Every entry must be output exactly as it is written.

-- Opening Marker --

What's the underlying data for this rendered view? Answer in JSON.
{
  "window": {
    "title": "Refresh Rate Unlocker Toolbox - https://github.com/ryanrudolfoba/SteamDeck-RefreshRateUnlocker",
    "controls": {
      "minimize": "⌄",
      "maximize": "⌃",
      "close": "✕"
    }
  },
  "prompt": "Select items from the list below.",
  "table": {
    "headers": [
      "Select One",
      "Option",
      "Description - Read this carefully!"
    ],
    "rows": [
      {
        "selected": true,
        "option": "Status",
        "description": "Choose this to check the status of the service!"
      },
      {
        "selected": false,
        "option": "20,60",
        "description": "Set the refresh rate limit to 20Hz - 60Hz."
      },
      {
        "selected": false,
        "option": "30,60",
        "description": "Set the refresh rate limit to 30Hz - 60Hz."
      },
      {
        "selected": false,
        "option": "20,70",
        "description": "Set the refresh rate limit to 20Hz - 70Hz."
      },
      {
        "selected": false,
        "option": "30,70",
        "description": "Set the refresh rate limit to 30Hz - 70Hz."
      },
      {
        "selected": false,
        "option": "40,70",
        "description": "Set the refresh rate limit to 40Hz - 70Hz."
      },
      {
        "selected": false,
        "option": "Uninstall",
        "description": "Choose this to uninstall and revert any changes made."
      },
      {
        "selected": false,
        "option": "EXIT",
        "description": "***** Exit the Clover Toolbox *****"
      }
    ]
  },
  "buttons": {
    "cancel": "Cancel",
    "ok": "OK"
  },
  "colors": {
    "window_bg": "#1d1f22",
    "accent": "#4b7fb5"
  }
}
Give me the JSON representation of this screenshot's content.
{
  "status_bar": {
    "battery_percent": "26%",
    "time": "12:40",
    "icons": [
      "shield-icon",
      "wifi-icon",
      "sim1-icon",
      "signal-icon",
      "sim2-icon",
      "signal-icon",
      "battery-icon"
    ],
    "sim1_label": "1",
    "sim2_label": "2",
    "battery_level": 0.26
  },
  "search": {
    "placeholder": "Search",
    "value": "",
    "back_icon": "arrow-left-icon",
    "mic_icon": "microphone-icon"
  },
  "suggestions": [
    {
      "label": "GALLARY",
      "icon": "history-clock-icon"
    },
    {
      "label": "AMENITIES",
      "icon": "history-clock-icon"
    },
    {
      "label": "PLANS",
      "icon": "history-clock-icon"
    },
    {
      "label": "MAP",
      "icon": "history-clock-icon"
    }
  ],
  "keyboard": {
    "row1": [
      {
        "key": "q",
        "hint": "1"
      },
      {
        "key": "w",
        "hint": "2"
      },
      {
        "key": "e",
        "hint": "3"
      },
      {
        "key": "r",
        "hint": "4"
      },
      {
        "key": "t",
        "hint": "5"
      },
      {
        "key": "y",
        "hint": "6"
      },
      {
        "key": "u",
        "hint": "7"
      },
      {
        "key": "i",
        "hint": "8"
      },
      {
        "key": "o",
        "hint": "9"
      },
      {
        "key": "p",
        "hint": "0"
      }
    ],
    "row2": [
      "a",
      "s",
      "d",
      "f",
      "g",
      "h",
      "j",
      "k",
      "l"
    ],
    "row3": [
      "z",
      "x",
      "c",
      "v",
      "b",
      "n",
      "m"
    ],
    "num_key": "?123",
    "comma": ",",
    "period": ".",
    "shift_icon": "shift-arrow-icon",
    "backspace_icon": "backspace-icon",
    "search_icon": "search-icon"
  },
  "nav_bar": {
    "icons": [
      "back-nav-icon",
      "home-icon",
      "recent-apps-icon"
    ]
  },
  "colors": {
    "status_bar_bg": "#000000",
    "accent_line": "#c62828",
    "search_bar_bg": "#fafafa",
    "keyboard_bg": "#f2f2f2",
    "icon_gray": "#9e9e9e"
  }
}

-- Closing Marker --

* _Solution_
What's the underlying data for this rendered view? Answer in JSON.
{
  "window": {
    "title": "Refresh Rate Unlocker Toolbox - https://github.com/ryanrudolfoba/SteamDeck-RefreshRateUnlocker",
    "controls": {
      "minimize": "⌄",
      "maximize": "⌃",
      "close": "✕"
    }
  },
  "prompt": "Select items from the list below.",
  "table": {
    "headers": [
      "Select One",
      "Option",
      "Description - Read this carefully!"
    ],
    "rows": [
      {
        "selected": true,
        "option": "Status",
        "description": "Choose this to check the status of the service!"
      },
      {
        "selected": false,
        "option": "20,60",
        "description": "Set the refresh rate limit to 20Hz - 60Hz."
      },
      {
        "selected": false,
        "option": "30,60",
        "description": "Set the refresh rate limit to 30Hz - 60Hz."
      },
      {
        "selected": false,
        "option": "20,70",
        "description": "Set the refresh rate limit to 20Hz - 70Hz."
      },
      {
        "selected": false,
        "option": "30,70",
        "description": "Set the refresh rate limit to 30Hz - 70Hz."
      },
      {
        "selected": false,
        "option": "40,70",
        "description": "Set the refresh rate limit to 40Hz - 70Hz."
      },
      {
        "selected": false,
        "option": "Uninstall",
        "description": "Choose this to uninstall and revert any changes made."
      },
      {
        "selected": false,
        "option": "EXIT",
        "description": "***** Exit the Clover Toolbox *****"
      }
    ]
  },
  "buttons": {
    "cancel": "Cancel",
    "ok": "OK"
  },
  "colors": {
    "window_bg": "#1d1f22",
    "accent": "#4b7fb5"
  }
}
Give me the JSON representation of this screenshot's content.
{
  "status_bar": {
    "battery_percent": "26%",
    "time": "12:40",
    "icons": [
      "shield-icon",
      "wifi-icon",
      "sim1-icon",
      "signal-icon",
      "sim2-icon",
      "signal-icon",
      "battery-icon"
    ],
    "sim1_label": "1",
    "sim2_label": "2",
    "battery_level": 0.26
  },
  "search": {
    "placeholder": "Search",
    "value": "",
    "back_icon": "arrow-left-icon",
    "mic_icon": "microphone-icon"
  },
  "suggestions": [
    {
      "label": "GALLARY",
      "icon": "history-clock-icon"
    },
    {
      "label": "AMENITIES",
      "icon": "history-clock-icon"
    },
    {
      "label": "PLANS",
      "icon": "history-clock-icon"
    },
    {
      "label": "MAP",
      "icon": "history-clock-icon"
    }
  ],
  "keyboard": {
    "row1": [
      {
        "key": "q",
        "hint": "1"
      },
      {
        "key": "w",
        "hint": "2"
      },
      {
        "key": "e",
        "hint": "3"
      },
      {
        "key": "r",
        "hint": "4"
      },
      {
        "key": "t",
        "hint": "5"
      },
      {
        "key": "y",
        "hint": "6"
      },
      {
        "key": "u",
        "hint": "7"
      },
      {
        "key": "i",
        "hint": "8"
      },
      {
        "key": "o",
        "hint": "9"
      },
      {
        "key": "p",
        "hint": "0"
      }
    ],
    "row2": [
      "a",
      "s",
      "d",
      "f",
      "g",
      "h",
      "j",
      "k",
      "l"
    ],
    "row3": [
      "z",
      "x",
      "c",
      "v",
      "b",
      "n",
      "m"
    ],
    "num_key": "?123",
    "comma": ",",
    "period": ".",
    "shift_icon": "shift-arrow-icon",
    "backspace_icon": "backspace-icon",
    "search_icon": "search-icon"
  },
  "nav_bar": {
    "icons": [
      "back-nav-icon",
      "home-icon",
      "recent-apps-icon"
    ]
  },
  "colors": {
    "status_bar_bg": "#000000",
    "accent_line": "#c62828",
    "search_bar_bg": "#fafafa",
    "keyboard_bg": "#f2f2f2",
    "icon_gray": "#9e9e9e"
  }
}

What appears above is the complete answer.